Items from an interface collection:

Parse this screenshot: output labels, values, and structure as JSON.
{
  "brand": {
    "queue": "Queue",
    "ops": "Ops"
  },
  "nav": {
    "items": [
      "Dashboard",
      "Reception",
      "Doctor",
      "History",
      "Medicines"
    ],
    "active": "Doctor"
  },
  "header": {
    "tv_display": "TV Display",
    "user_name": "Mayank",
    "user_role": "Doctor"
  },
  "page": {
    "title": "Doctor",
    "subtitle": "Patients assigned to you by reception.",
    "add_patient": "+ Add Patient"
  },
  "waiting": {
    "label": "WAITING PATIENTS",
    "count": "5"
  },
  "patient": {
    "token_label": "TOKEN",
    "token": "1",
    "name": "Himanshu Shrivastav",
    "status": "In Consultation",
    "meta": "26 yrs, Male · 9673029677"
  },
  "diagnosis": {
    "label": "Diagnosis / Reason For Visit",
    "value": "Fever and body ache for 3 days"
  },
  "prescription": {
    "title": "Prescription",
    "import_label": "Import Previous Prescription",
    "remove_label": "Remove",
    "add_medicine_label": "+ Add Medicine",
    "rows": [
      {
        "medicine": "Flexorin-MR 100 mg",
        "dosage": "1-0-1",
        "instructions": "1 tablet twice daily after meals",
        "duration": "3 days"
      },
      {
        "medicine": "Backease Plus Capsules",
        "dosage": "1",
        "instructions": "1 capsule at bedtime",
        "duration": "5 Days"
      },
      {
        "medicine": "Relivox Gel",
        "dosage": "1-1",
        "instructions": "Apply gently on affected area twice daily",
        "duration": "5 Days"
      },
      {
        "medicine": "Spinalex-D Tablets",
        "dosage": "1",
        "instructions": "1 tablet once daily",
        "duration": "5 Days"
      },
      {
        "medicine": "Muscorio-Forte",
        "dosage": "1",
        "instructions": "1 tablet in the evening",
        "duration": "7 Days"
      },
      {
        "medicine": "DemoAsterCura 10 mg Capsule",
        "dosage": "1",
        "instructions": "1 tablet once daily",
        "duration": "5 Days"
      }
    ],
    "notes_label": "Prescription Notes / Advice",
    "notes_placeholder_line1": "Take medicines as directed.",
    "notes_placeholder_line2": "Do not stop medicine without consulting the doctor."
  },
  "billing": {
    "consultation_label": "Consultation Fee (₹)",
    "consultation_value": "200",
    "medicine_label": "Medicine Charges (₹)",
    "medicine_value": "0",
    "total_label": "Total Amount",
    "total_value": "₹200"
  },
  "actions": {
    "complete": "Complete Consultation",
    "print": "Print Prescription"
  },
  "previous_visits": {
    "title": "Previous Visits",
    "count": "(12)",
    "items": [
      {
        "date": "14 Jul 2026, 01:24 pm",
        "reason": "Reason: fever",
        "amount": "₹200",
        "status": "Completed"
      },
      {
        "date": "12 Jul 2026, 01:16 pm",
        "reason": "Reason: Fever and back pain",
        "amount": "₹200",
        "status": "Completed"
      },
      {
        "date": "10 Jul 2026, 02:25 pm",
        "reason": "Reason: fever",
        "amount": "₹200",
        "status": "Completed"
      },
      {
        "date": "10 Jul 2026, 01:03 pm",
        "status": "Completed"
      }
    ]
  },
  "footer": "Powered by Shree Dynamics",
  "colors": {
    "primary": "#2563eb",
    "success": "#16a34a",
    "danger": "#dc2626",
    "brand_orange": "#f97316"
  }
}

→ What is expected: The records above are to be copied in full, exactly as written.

→ Output of the exercise:
Parse this screenshot: output labels, values, and structure as JSON.
{
  "brand": {
    "queue": "Queue",
    "ops": "Ops"
  },
  "nav": {
    "items": [
      "Dashboard",
      "Reception",
      "Doctor",
      "History",
      "Medicines"
    ],
    "active": "Doctor"
  },
  "header": {
    "tv_display": "TV Display",
    "user_name": "Mayank",
    "user_role": "Doctor"
  },
  "page": {
    "title": "Doctor",
    "subtitle": "Patients assigned to you by reception.",
    "add_patient": "+ Add Patient"
  },
  "waiting": {
    "label": "WAITING PATIENTS",
    "count": "5"
  },
  "patient": {
    "token_label": "TOKEN",
    "token": "1",
    "name": "Himanshu Shrivastav",
    "status": "In Consultation",
    "meta": "26 yrs, Male · 9673029677"
  },
  "diagnosis": {
    "label": "Diagnosis / Reason For Visit",
    "value": "Fever and body ache for 3 days"
  },
  "prescription": {
    "title": "Prescription",
    "import_label": "Import Previous Prescription",
    "remove_label": "Remove",
    "add_medicine_label": "+ Add Medicine",
    "rows": [
      {
        "medicine": "Flexorin-MR 100 mg",
        "dosage": "1-0-1",
        "instructions": "1 tablet twice daily after meals",
        "duration": "3 days"
      },
      {
        "medicine": "Backease Plus Capsules",
        "dosage": "1",
        "instructions": "1 capsule at bedtime",
        "duration": "5 Days"
      },
      {
        "medicine": "Relivox Gel",
        "dosage": "1-1",
        "instructions": "Apply gently on affected area twice daily",
        "duration": "5 Days"
      },
      {
        "medicine": "Spinalex-D Tablets",
        "dosage": "1",
        "instructions": "1 tablet once daily",
        "duration": "5 Days"
      },
      {
        "medicine": "Muscorio-Forte",
        "dosage": "1",
        "instructions": "1 tablet in the evening",
        "duration": "7 Days"
      },
      {
        "medicine": "DemoAsterCura 10 mg Capsule",
        "dosage": "1",
        "instructions": "1 tablet once daily",
        "duration": "5 Days"
      }
    ],
    "notes_label": "Prescription Notes / Advice",
    "notes_placeholder_line1": "Take medicines as directed.",
    "notes_placeholder_line2": "Do not stop medicine without consulting the doctor."
  },
  "billing": {
    "consultation_label": "Consultation Fee (₹)",
    "consultation_value": "200",
    "medicine_label": "Medicine Charges (₹)",
    "medicine_value": "0",
    "total_label": "Total Amount",
    "total_value": "₹200"
  },
  "actions": {
    "complete": "Complete Consultation",
    "print": "Print Prescription"
  },
  "previous_visits": {
    "title": "Previous Visits",
    "count": "(12)",
    "items": [
      {
        "date": "14 Jul 2026, 01:24 pm",
        "reason": "Reason: fever",
        "amount": "₹200",
        "status": "Completed"
      },
      {
        "date": "12 Jul 2026, 01:16 pm",
        "reason": "Reason: Fever and back pain",
        "amount": "₹200",
        "status": "Completed"
      },
      {
        "date": "10 Jul 2026, 02:25 pm",
        "reason": "Reason: fever",
        "amount": "₹200",
        "status": "Completed"
      },
      {
        "date": "10 Jul 2026, 01:03 pm",
        "status": "Completed"
      }
    ]
  },
  "footer": "Powered by Shree Dynamics",
  "colors": {
    "primary": "#2563eb",
    "success": "#16a34a",
    "danger": "#dc2626",
    "brand_orange": "#f97316"
  }
}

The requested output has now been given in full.